*WORK REQUEST:*
Your task is to copy each line of the material that holds the word "quantity".

*RECORDS FOR THIS EXERCISE:*
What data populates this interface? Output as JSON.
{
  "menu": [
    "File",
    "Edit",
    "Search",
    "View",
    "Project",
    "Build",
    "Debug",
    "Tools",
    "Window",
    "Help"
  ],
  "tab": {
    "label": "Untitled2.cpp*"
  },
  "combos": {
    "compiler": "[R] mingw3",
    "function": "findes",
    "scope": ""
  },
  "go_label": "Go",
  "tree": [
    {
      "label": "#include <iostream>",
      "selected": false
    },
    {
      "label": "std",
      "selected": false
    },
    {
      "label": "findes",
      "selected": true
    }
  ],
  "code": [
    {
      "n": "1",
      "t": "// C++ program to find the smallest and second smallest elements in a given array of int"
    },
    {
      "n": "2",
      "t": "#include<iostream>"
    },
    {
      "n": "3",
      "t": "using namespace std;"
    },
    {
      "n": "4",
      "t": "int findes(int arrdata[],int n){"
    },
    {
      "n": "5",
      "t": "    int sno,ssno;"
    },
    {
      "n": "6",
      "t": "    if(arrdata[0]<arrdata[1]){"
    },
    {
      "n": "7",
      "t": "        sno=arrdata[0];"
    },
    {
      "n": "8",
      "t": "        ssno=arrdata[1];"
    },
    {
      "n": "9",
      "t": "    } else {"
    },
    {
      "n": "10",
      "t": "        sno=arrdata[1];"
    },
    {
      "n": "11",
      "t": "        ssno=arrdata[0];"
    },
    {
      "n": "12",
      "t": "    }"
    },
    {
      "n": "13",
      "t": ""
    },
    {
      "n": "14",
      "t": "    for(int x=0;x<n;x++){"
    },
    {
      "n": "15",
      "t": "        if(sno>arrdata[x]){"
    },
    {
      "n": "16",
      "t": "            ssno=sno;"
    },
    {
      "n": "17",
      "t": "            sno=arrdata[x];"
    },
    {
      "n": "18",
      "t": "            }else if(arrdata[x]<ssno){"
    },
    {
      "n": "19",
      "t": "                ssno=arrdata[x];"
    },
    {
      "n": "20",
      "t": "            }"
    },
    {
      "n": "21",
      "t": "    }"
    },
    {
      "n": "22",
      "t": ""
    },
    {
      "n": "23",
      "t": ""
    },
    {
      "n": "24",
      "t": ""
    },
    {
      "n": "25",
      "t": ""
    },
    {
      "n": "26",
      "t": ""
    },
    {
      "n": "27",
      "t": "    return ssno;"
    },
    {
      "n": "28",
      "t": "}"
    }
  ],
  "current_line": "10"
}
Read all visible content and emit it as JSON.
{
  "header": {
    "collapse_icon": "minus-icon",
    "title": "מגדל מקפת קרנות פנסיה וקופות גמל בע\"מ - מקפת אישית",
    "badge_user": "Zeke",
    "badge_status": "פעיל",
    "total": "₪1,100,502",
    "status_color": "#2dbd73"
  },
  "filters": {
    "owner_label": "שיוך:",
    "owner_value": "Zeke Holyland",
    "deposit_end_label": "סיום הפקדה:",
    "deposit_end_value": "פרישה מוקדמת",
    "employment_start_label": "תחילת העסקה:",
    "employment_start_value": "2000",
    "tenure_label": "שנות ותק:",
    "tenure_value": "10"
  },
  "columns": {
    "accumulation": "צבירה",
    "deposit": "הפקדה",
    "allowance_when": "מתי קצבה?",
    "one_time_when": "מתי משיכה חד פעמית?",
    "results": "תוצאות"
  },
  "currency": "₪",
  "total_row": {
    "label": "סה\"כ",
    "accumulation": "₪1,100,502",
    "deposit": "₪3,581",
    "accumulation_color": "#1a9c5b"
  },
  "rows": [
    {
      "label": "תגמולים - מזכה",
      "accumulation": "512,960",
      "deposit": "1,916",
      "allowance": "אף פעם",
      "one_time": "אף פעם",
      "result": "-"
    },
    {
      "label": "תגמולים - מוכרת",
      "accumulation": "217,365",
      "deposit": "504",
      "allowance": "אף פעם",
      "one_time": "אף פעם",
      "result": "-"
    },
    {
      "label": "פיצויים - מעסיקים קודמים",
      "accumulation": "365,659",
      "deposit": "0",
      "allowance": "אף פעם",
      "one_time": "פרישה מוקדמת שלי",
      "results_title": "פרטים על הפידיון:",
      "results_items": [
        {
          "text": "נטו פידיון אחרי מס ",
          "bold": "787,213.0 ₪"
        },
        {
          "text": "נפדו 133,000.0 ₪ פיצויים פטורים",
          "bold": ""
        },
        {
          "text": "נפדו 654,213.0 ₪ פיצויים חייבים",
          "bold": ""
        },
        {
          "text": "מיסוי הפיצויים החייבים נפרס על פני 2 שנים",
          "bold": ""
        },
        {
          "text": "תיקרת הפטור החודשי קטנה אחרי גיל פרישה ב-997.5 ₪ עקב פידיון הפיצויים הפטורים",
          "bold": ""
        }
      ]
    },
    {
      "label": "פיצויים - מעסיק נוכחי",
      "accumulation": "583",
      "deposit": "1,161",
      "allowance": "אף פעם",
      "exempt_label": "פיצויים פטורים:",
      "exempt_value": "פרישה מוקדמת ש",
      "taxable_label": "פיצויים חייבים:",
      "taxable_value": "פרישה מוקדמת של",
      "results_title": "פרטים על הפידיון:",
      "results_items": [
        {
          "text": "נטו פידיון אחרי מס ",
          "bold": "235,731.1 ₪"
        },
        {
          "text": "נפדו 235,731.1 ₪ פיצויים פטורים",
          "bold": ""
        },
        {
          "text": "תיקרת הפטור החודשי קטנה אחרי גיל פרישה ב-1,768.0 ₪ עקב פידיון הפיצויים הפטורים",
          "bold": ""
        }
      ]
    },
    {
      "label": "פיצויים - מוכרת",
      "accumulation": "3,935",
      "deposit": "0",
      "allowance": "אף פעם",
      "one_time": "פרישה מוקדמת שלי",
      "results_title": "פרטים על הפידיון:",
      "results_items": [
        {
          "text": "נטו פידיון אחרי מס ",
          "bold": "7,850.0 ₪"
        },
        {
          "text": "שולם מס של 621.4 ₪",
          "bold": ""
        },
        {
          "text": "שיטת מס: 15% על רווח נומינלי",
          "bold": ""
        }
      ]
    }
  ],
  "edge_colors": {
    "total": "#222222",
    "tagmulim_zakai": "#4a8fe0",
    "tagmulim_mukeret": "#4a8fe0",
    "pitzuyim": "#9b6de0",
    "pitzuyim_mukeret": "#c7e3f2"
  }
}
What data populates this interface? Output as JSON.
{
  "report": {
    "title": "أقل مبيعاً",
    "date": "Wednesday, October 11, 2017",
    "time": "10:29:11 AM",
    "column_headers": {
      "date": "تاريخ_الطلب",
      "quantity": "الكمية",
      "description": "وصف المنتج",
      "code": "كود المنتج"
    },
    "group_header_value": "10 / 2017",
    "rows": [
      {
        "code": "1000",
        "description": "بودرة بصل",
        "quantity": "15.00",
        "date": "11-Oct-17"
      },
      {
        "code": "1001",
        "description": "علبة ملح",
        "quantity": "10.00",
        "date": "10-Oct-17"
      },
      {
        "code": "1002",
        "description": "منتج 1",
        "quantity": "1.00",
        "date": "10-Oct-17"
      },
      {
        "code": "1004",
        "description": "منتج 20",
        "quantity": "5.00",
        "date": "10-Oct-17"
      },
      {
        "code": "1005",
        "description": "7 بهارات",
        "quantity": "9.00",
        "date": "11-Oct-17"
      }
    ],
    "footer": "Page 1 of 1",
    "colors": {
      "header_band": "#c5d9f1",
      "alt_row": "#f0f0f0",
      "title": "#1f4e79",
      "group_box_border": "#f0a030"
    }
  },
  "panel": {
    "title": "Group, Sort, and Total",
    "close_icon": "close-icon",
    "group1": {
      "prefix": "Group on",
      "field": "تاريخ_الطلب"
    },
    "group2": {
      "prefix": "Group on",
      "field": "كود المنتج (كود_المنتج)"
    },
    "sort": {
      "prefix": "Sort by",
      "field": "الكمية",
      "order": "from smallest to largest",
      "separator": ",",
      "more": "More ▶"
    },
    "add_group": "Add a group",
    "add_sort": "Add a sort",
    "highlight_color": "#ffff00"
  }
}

*WORKED SOLUTION:*
      "quantity": "الكمية",
        "quantity": "15.00",
        "quantity": "10.00",
        "quantity": "1.00",
        "quantity": "5.00",
        "quantity": "9.00",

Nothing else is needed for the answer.